*** Information Section Begins ***

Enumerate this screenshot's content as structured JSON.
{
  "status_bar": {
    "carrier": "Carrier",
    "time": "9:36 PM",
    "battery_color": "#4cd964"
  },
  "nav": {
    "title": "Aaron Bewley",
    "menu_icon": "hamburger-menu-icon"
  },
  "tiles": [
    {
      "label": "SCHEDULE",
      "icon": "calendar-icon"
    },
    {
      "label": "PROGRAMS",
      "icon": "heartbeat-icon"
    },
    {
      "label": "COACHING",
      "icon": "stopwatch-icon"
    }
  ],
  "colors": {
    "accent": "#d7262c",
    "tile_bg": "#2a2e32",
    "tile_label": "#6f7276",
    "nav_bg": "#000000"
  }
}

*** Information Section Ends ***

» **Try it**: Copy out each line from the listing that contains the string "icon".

» **Result for this exercise**:
    "menu_icon": "hamburger-menu-icon"
      "icon": "calendar-icon"
      "icon": "heartbeat-icon"
      "icon": "stopwatch-icon"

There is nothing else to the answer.